Looking at the Integral

[tex]a_n = \int_{0}^{\pi} \frac{sin(x)}{x+n\pi}[/tex]

prove that [tex]a_n \geq a_{n+1}[/tex]

## Homework Equations

## The Attempt at a Solution

Here is my now proof:

the difference between the two integrals, we seek to show:

[tex]$\forall n\in\mathbb{N}:\int_0^\pi\left({\sin t\over t+n\pi}-{\sin t\over t+(n+1)\pi}\right)\,dt\ge 0[/tex]

Common denominator:

[tex]$=\int_0^\pi\left({\sin t((t+(n+1)\pi)-(t+n\pi))\over (t+n\pi)(t+(n+1)\pi)}\right)\,dt[/tex]

[tex]$=\pi\int_0^\pi\left({\sin t\over (t^2+(2n+1)\pi t+(n^2+n)\pi)}\right)\,dt[/tex]

From here we can use the fact that the denominator on the half of the interval where sinus is negative is larger than the denominator of each and every other corresponding point on the other half of the interval, so the whole integral must be positive.

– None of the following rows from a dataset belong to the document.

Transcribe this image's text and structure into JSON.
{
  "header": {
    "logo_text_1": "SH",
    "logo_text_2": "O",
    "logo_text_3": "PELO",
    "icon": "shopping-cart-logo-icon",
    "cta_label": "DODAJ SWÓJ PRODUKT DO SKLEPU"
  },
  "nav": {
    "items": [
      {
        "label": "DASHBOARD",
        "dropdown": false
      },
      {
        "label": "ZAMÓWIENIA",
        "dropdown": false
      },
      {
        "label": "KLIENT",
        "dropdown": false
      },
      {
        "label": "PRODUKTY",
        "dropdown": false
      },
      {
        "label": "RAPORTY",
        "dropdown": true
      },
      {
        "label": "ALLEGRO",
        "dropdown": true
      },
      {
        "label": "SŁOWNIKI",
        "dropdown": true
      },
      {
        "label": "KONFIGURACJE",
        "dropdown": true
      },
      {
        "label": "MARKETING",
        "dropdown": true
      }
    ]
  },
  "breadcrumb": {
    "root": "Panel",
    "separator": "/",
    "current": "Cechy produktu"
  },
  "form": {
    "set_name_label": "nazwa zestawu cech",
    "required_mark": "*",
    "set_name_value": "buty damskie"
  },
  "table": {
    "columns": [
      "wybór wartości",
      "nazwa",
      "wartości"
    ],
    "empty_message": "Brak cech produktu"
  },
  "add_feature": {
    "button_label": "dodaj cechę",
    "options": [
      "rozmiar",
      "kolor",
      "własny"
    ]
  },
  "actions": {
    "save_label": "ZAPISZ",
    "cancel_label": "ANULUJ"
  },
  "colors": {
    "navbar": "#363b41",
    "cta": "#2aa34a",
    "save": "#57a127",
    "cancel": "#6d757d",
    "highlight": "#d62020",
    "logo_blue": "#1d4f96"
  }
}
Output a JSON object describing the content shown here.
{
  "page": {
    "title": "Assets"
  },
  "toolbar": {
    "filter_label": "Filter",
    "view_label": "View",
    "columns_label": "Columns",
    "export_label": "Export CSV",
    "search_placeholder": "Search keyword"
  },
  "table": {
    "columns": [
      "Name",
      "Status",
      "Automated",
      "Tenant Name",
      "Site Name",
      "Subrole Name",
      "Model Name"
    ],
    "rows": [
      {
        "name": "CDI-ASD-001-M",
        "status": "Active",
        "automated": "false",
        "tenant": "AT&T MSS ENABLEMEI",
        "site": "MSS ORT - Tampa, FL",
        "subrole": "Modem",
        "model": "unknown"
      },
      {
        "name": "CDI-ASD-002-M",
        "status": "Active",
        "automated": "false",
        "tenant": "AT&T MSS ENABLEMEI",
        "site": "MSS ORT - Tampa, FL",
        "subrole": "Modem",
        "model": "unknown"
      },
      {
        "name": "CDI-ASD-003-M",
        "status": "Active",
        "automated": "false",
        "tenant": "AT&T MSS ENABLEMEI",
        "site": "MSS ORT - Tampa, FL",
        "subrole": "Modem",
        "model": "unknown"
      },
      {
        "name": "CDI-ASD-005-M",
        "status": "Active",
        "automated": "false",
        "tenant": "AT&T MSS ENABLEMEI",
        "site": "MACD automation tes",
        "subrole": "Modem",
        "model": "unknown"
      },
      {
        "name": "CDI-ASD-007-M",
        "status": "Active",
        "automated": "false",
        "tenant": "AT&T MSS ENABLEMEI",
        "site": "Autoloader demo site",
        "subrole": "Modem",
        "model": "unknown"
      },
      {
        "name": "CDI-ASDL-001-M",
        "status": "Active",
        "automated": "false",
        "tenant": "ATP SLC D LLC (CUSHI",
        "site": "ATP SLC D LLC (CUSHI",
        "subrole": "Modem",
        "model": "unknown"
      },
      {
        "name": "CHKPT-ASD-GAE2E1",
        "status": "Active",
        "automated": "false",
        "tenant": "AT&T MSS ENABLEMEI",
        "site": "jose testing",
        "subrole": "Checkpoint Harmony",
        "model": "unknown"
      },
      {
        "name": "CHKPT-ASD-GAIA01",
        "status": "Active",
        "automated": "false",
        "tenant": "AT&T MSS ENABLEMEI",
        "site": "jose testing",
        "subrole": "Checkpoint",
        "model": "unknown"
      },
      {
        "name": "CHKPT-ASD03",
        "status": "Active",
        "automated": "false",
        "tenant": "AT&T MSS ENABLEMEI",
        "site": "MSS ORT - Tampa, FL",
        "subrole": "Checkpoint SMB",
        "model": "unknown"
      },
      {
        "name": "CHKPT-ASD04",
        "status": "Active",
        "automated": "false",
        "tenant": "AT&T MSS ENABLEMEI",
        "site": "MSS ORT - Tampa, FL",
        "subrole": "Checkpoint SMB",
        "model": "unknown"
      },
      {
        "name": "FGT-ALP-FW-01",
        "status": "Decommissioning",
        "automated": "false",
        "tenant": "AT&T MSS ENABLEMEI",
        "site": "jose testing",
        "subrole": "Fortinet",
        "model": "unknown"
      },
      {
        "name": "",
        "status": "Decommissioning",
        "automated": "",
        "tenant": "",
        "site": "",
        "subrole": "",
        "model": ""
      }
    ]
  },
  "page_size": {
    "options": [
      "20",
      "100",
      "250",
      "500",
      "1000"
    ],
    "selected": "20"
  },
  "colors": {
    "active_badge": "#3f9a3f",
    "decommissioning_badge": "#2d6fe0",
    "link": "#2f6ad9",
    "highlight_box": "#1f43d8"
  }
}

q.e.d.

How does it look now?

Sincerely Maria.